- _Input records_
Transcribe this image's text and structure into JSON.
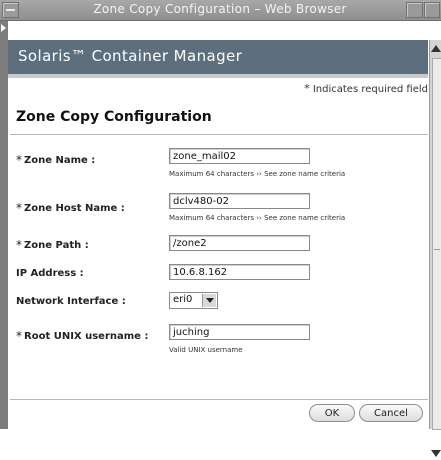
{
  "window": {
    "title": "Zone Copy Configuration – Web Browser"
  },
  "header": {
    "brand": "Solaris™ Container Manager"
  },
  "required_note": {
    "asterisk": "*",
    "text": "Indicates required field"
  },
  "page_title": "Zone Copy Configuration",
  "form": {
    "zone_name": {
      "required": "*",
      "label": "Zone Name :",
      "value": "zone_mail02",
      "hint": "Maximum 64 characters ››   See zone name criteria"
    },
    "zone_host_name": {
      "required": "*",
      "label": "Zone Host Name :",
      "value": "dclv480-02",
      "hint": "Maximum 64 characters ››   See zone name criteria"
    },
    "zone_path": {
      "required": "*",
      "label": "Zone Path :",
      "value": "/zone2"
    },
    "ip_address": {
      "label": "IP Address :",
      "value": "10.6.8.162"
    },
    "network_interface": {
      "label": "Network Interface :",
      "selected": "eri0"
    },
    "root_unix_username": {
      "required": "*",
      "label": "Root UNIX username :",
      "value": "juching",
      "hint": "Valid UNIX username"
    }
  },
  "buttons": {
    "ok": "OK",
    "cancel": "Cancel"
  },
  "icons": {
    "window_menu": "window-menu-icon",
    "dropdown": "chevron-down-icon",
    "scroll_up": "scroll-up-icon",
    "scroll_down": "scroll-down-icon"
  }
}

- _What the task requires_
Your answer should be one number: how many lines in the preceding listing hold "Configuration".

- _Answer box_
2